Repeat exactly, and only, the lines running from the one that holds "Transcribe this image's" to the end of the records.

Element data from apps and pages
=== Section Start ===

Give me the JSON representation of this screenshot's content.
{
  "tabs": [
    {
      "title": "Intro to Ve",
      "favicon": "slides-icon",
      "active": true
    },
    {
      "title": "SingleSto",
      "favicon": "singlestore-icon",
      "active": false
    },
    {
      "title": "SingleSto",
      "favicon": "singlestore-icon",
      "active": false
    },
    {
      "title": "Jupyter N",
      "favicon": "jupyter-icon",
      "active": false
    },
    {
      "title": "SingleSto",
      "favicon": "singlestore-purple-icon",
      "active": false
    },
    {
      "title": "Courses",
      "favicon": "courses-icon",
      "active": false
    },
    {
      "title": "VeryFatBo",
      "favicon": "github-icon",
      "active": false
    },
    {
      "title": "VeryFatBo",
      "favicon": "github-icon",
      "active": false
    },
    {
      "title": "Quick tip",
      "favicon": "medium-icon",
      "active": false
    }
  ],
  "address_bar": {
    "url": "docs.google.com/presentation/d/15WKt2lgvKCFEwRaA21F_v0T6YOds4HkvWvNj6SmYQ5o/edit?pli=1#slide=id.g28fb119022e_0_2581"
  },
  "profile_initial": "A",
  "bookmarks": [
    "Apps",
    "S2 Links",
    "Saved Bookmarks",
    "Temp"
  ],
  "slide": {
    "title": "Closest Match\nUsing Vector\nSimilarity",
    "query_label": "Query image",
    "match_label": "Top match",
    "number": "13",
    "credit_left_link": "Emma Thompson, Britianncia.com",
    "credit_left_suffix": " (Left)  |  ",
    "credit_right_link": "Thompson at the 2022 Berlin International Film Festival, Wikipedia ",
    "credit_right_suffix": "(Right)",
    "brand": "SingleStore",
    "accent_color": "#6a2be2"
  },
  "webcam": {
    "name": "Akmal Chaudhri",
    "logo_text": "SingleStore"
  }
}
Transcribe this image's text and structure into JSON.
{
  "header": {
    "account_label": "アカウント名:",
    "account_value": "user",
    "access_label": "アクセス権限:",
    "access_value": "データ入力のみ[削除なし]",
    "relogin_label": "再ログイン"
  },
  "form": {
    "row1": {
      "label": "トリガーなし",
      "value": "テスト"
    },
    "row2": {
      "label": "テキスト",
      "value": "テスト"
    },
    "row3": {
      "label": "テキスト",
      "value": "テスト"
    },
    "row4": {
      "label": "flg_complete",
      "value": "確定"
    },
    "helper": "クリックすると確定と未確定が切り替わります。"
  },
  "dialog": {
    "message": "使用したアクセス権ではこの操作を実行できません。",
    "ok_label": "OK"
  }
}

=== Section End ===

:: Output for this exercise ::
Transcribe this image's text and structure into JSON.
{
  "header": {
    "account_label": "アカウント名:",
    "account_value": "user",
    "access_label": "アクセス権限:",
    "access_value": "データ入力のみ[削除なし]",
    "relogin_label": "再ログイン"
  },
  "form": {
    "row1": {
      "label": "トリガーなし",
      "value": "テスト"
    },
    "row2": {
      "label": "テキスト",
      "value": "テスト"
    },
    "row3": {
      "label": "テキスト",
      "value": "テスト"
    },
    "row4": {
      "label": "flg_complete",
      "value": "確定"
    },
    "helper": "クリックすると確定と未確定が切り替わります。"
  },
  "dialog": {
    "message": "使用したアクセス権ではこの操作を実行できません。",
    "ok_label": "OK"
  }
}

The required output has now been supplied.